▸ RECORDS PROVIDED
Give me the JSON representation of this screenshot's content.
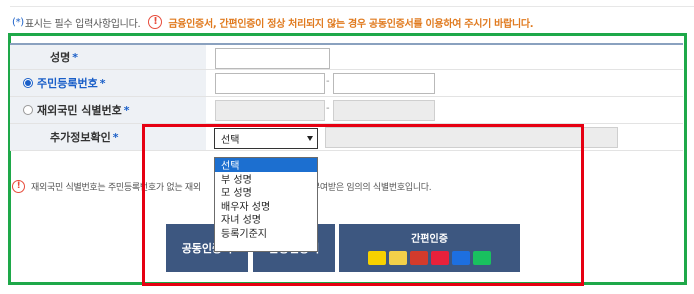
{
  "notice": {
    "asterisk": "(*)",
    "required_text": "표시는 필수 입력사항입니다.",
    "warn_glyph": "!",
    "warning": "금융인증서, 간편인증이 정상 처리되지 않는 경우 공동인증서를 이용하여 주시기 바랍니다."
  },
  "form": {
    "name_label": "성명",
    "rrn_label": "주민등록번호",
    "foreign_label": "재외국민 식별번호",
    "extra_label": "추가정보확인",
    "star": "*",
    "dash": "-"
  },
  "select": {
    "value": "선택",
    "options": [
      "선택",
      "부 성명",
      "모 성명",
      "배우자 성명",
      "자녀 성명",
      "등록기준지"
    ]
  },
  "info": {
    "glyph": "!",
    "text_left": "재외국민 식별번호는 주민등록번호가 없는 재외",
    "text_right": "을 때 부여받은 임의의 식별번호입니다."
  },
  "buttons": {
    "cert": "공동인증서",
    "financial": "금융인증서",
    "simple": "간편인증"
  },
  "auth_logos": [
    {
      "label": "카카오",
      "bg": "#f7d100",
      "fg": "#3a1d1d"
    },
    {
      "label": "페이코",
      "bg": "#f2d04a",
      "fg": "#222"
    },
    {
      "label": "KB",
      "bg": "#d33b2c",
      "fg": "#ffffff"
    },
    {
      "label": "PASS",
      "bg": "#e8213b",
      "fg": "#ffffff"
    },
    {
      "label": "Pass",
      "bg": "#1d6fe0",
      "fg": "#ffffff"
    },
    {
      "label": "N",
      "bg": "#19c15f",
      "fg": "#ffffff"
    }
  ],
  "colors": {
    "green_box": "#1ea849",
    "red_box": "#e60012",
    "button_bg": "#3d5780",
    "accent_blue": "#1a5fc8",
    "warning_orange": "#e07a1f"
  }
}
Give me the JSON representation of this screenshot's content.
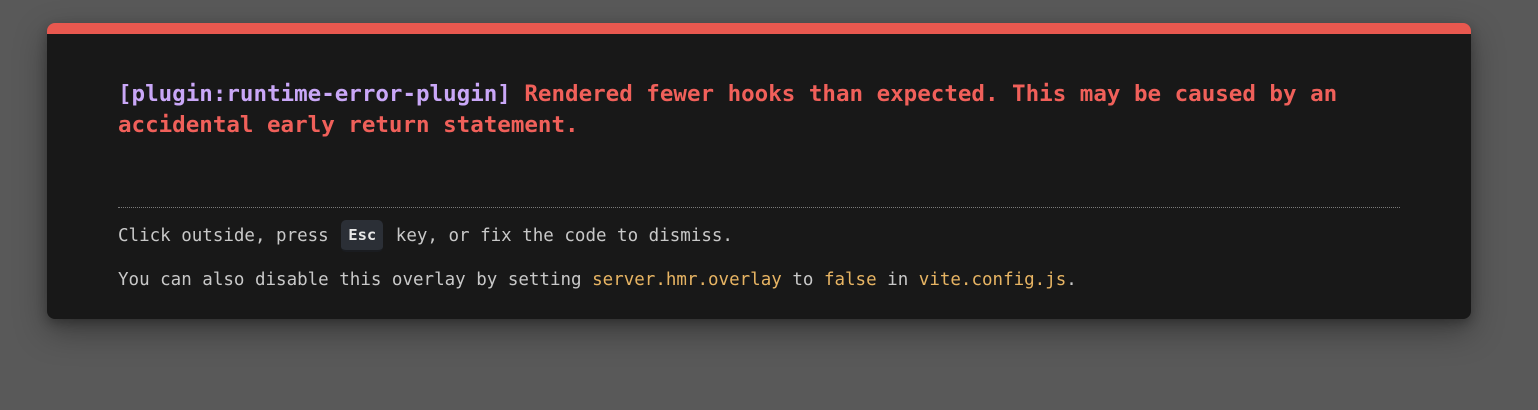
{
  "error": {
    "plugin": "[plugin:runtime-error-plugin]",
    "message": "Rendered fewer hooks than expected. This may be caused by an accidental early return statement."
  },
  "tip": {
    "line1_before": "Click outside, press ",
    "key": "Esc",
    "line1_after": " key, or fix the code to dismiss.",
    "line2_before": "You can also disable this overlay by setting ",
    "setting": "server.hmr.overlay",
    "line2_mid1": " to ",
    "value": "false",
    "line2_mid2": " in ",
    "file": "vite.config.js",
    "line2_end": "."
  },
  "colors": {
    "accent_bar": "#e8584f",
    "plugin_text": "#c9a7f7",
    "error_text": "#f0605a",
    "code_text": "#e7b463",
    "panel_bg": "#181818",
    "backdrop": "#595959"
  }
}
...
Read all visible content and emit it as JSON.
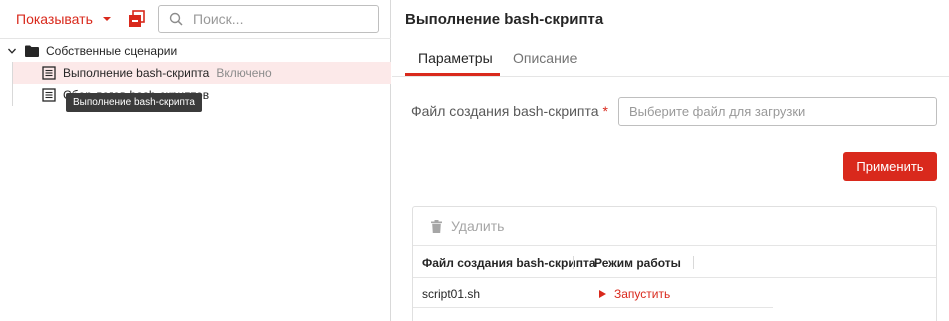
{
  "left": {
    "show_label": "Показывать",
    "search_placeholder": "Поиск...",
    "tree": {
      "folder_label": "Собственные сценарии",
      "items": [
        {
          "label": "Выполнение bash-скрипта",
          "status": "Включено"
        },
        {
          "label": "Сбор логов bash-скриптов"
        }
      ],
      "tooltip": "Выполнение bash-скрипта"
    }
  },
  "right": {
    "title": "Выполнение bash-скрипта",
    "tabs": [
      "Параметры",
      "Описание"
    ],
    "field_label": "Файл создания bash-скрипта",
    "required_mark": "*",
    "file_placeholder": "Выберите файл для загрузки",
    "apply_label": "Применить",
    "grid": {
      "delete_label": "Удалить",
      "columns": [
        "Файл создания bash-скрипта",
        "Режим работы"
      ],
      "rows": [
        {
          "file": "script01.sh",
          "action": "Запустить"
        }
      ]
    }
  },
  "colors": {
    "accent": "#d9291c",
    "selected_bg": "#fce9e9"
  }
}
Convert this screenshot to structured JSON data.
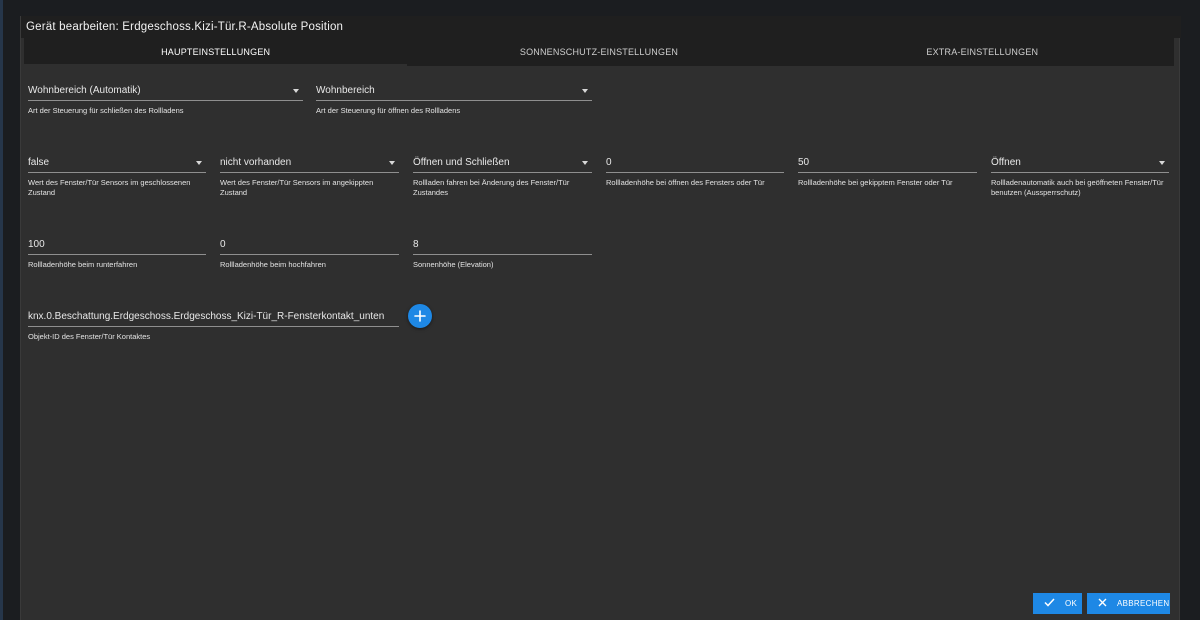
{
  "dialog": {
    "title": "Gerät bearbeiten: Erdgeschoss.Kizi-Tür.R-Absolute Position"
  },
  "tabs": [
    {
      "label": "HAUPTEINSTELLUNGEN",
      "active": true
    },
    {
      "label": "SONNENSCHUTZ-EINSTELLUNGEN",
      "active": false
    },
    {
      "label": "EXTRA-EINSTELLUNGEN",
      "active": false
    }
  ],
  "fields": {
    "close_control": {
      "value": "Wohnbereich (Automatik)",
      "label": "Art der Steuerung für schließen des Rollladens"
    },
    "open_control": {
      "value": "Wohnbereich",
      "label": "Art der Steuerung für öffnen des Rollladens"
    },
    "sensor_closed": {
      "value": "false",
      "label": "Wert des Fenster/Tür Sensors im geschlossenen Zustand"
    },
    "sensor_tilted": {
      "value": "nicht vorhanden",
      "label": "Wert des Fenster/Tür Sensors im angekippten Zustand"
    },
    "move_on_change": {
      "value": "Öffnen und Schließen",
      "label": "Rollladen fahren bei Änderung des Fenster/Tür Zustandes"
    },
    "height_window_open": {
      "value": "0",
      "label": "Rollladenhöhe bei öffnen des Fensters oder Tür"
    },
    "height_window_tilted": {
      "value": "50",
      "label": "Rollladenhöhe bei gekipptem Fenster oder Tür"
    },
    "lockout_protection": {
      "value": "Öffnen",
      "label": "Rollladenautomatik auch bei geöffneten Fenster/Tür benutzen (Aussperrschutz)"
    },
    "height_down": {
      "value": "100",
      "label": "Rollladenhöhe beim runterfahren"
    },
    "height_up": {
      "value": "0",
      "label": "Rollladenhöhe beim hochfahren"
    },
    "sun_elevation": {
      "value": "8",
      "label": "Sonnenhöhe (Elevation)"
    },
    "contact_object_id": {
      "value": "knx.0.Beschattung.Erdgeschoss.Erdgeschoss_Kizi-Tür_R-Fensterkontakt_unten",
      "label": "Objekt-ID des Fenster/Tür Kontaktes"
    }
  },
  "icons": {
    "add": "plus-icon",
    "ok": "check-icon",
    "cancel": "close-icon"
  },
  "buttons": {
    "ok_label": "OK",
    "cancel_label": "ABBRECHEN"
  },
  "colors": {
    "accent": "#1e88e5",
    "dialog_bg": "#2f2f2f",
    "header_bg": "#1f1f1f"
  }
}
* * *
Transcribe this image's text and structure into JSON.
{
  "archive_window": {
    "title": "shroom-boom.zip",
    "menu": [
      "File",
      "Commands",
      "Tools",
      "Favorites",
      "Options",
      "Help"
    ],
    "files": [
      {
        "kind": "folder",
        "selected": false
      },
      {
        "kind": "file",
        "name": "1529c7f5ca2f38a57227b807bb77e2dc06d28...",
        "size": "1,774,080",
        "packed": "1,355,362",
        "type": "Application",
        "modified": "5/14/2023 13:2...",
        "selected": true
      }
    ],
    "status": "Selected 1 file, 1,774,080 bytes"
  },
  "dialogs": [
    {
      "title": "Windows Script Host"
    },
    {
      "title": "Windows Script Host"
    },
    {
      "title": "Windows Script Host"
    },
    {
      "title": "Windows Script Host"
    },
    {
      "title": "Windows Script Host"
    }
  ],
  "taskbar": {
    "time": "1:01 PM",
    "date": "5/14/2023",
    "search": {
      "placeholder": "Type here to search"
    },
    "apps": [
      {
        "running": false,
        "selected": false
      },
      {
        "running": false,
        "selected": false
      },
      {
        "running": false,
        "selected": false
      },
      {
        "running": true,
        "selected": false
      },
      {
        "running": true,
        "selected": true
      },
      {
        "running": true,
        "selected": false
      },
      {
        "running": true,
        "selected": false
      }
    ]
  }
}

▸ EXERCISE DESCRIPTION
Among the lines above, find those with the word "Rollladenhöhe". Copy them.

▸ OUTPUT BELOW
      "label": "Rollladenhöhe bei öffnen des Fensters oder Tür"
      "label": "Rollladenhöhe bei gekipptem Fenster oder Tür"
      "label": "Rollladenhöhe beim runterfahren"
      "label": "Rollladenhöhe beim hochfahren"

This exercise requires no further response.